WORK REQUIRED: Your answer should be each line of the entries that contains the word "JSON", copied in full.

GIVEN RECORDS:
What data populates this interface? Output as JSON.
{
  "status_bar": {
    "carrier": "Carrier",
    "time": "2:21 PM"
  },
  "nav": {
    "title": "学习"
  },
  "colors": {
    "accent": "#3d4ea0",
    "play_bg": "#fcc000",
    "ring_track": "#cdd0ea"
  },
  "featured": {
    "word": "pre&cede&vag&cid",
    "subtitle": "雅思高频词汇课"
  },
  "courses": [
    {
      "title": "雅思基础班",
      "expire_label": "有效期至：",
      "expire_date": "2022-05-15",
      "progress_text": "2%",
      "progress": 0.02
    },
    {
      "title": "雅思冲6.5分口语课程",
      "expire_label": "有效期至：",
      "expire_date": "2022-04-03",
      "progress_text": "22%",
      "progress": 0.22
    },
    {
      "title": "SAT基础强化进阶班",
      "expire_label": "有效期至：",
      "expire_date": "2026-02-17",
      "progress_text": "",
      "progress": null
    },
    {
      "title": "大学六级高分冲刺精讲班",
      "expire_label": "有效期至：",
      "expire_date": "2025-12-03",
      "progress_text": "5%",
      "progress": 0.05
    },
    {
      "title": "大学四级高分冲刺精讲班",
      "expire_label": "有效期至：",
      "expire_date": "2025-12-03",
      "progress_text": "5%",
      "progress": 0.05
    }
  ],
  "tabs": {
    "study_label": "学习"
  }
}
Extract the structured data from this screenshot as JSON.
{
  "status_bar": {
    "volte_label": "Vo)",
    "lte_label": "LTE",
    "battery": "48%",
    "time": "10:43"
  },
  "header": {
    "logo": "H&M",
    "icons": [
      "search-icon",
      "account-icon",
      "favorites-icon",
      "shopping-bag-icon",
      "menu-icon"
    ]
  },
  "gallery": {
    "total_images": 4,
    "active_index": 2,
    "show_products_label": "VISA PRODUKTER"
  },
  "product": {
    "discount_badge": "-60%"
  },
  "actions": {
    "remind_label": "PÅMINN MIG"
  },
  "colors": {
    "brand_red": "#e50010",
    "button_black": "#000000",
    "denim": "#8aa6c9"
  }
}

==

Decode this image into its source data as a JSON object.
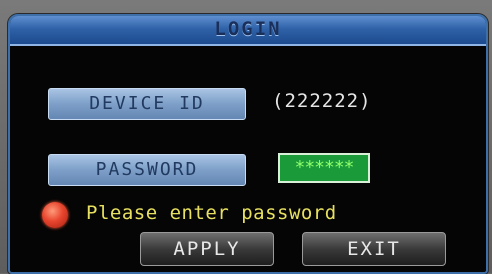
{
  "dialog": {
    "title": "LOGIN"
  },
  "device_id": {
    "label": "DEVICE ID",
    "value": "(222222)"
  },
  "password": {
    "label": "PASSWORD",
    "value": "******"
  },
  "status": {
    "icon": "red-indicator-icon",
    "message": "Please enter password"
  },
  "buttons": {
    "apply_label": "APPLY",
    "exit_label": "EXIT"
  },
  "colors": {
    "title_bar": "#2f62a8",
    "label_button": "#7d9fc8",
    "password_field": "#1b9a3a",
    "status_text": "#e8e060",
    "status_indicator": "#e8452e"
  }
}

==

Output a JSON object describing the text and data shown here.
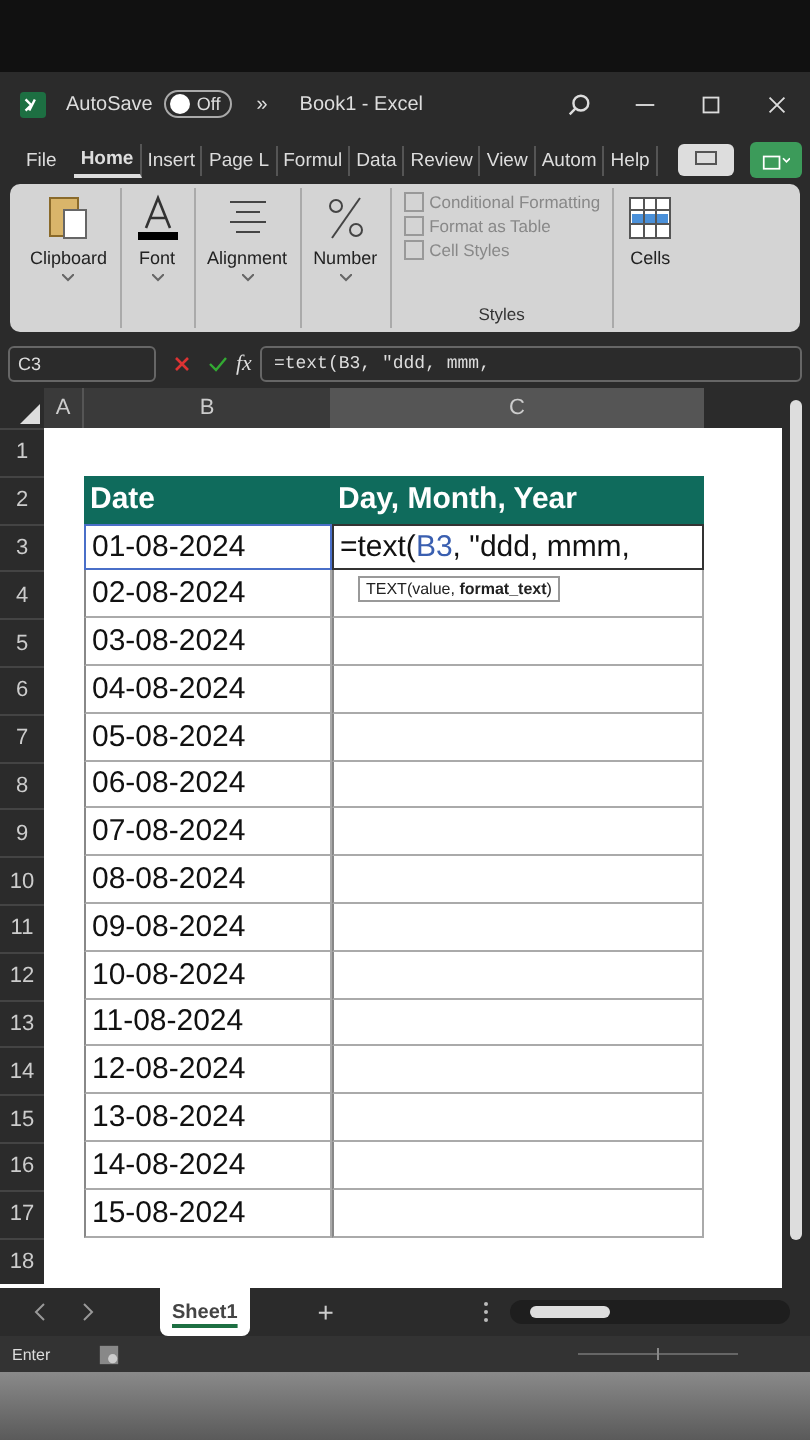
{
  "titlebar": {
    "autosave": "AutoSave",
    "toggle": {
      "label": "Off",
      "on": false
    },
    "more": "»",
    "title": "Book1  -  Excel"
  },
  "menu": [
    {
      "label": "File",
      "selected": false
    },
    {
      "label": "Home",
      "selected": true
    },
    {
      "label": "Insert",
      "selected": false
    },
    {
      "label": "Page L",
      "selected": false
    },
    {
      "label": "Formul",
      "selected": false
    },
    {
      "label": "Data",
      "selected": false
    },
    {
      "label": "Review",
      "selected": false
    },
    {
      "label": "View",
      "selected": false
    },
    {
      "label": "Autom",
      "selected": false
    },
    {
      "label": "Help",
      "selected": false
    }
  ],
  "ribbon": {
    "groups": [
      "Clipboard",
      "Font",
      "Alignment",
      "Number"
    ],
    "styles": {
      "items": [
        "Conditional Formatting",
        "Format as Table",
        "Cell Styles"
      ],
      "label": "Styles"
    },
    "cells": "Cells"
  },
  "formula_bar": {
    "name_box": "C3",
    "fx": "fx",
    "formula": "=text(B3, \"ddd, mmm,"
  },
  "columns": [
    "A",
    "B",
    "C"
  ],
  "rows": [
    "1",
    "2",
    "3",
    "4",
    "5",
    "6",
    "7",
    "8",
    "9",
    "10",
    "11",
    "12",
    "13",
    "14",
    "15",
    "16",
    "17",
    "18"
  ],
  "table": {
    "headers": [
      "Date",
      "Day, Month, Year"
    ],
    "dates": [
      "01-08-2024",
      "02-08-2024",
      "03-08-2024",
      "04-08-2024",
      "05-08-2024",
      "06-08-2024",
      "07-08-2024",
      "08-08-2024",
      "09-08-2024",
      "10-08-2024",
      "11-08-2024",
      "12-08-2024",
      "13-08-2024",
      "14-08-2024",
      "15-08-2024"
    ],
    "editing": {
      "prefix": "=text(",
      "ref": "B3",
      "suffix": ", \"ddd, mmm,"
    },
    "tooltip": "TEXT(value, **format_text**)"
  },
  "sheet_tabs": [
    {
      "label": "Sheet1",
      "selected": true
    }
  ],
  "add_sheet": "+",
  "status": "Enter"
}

ANSWER AREA:
What data populates this interface? Output as JSON.
Extract the structured data from this screenshot as JSON.
Decode this image into its source data as a JSON object.
Output a JSON object describing the text and data shown here.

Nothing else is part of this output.